Understanding, spotting, and addressing factors that lead to underachievement early can help your children learn to challenge themselves and work towards their full potential.

What has your experience been in addressing your child’s underachievement or unchallenging work at school? Please share your experiences with us in the comment section below!

Like this post? Please share!
Facebook Twitter

Would you like more articles about giftedness like this sent directly to your inbox? Sign up for our email newsletter!

15 Strategies for Managing Your Gifted Child’s Intensities

Help your gifted child achieve balanceEverything that makes your children intellectually intense also makes them emotionally intense. These intensities can be difficult to manage as a parent. Once you understand what intensities are and where they come from, you can start implementing strategies to help your child manage these overexcitabilities.

There are many strategies to help your children manage their intensities. Most importantly, it is crucial to help your children achieve balance. Balance does not mean equal time spent. Gifted children do not need to spend equal time on each school subject or on sports and art, but they do need to be able to achieve balance among these activities. Balance can be achieved through exposure to and participation in a wide variety of school subjects, physical activities, and creative endeavors. Whatever helps them achieve balance among their complex intellectual, social, emotional, spiritual, and physical needs is beneficial.

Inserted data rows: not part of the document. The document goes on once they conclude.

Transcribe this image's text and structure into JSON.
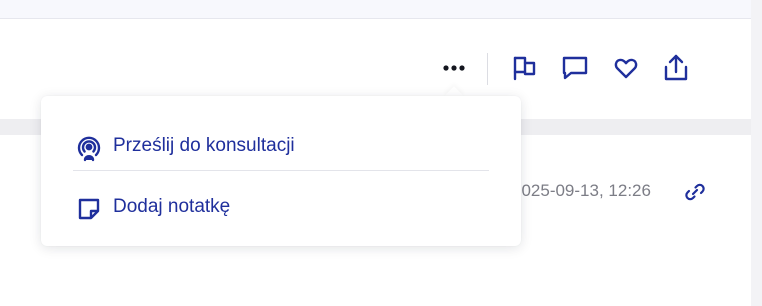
{
  "toolbar": {
    "icons": {
      "more": "more-horizontal-icon",
      "flag": "flag-icon",
      "comment": "comment-icon",
      "favorite": "heart-icon",
      "share": "share-upload-icon"
    }
  },
  "dropdown": {
    "items": [
      {
        "label": "Prześlij do konsultacji",
        "icon": "consultation-broadcast-icon"
      },
      {
        "label": "Dodaj notatkę",
        "icon": "note-icon"
      }
    ]
  },
  "entry": {
    "timestamp": "2025-09-13, 12:26",
    "status_icon": "link-icon"
  },
  "colors": {
    "accent": "#1f2f9c",
    "text_muted": "#7c7d86",
    "background": "#efeff2"
  }
}
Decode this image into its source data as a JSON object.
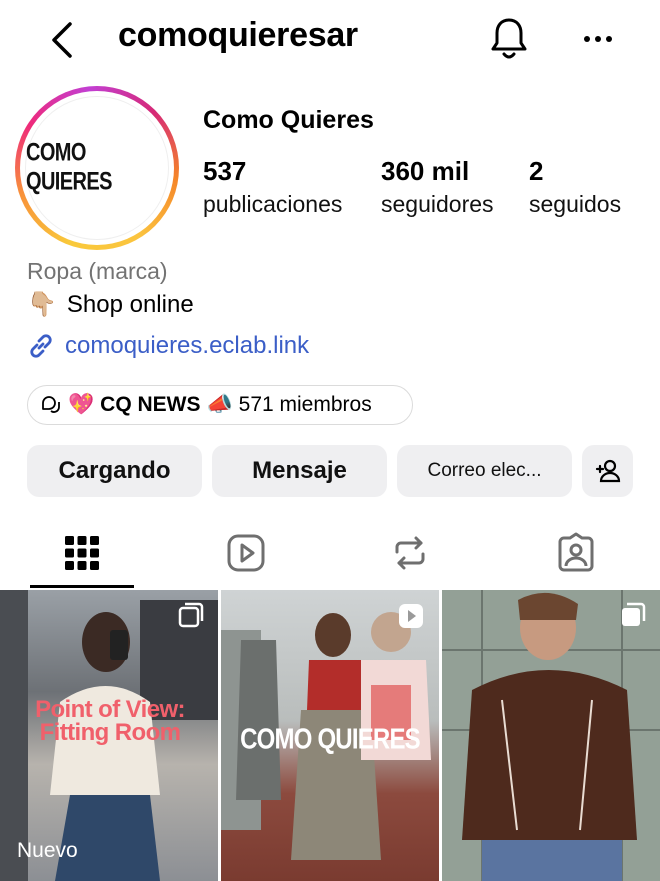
{
  "header": {
    "username": "comoquieresar"
  },
  "profile": {
    "avatar_text": "COMO QUIERES",
    "display_name": "Como Quieres",
    "stats": [
      {
        "value": "537",
        "label": "publicaciones"
      },
      {
        "value": "360 mil",
        "label": "seguidores"
      },
      {
        "value": "2",
        "label": "seguidos"
      }
    ],
    "category": "Ropa (marca)",
    "bio_emoji": "👇🏼",
    "bio_text": "Shop online",
    "link": "comoquieres.eclab.link"
  },
  "channel": {
    "emoji_left": "💖",
    "name": "CQ NEWS",
    "emoji_right": "📣",
    "members": "571 miembros"
  },
  "actions": {
    "follow_label": "Cargando",
    "message_label": "Mensaje",
    "email_label": "Correo elec..."
  },
  "grid": {
    "tiles": [
      {
        "overlay": "Point of View: Fitting Room",
        "tag": "Nuevo"
      },
      {
        "overlay": "COMO QUIERES"
      },
      {
        "overlay": ""
      }
    ]
  },
  "colors": {
    "link": "#3b5ec7",
    "button_bg": "#efeff1",
    "muted": "#737373"
  }
}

Here are a few ways to help your child achieve balance and manage intensities:

  1. Encourage a mind-body connection. Yoga is excellent for this.
  2. Implement quiet reflection time for the whole family. Whatever name you need to give it for it to have a positive connotation, a “time-out” is a good thing for everyone in the family to be able to have.
  3. Encourage non-competitive physical activity.
  4. Always remember your child’s answer to the question: “What brings you joy?” Let that guide how you handle situations.
  5. Help your child practice visualizations. Spinning Inward by Maureen Murdock provides good visualization exercises, especially for young children.
  6. Teach and model meditation and relaxation techniques.
  7. Encourage a connection to nature.
  8. Seek opportunities for growth for your child in all areas of Self: intellectual, social, emotional, spiritual, and physical.
  9. Encourage your child to develop a range of interests outside of the academic sphere.
  10. Praise your child, but make sure it is specific and sincere. Gifted children can tell meaningless platitudes from sincere compliments, so make the praise as specific as possible. For example, when praising artwork, say things like, “I like the colors you used in that painting.”
  11. Talk about emotions with your child early to develop a common vocabulary. This will help communication when intensities become a problem.
  12. Help your child understand his or her own escalation scale. Know what pushes their buttons and what pushes yours. Gifted children often know very well how to frustrate you. Knowing what pushes your buttons will help you see it coming and be ready for it. Practicing and modeling such self-awareness helps your children, as well.
  13. Keep calm during emotional outbursts. I know this is easier said than done, but it is very important.
  14. When things get out of control, keep it about your child’s emotions, not yours. When the situation is over, you can walk away and reflect on your emotions.
  15. Plan ways for your family to relax, reflect, redirect, and retire.

Every child is different, so some of these strategies may work better than others for your child. These are just a starting place as you begin to understand what helps and what doesn’t.

Implementing some of these strategies to achieve balance and increase communication will help your child manage his or her intensities.

What strategies have best helped your children manage their intensities? Please share with us in the comment section below!

Like this post? Sign up for our email newsletters to receive more like it!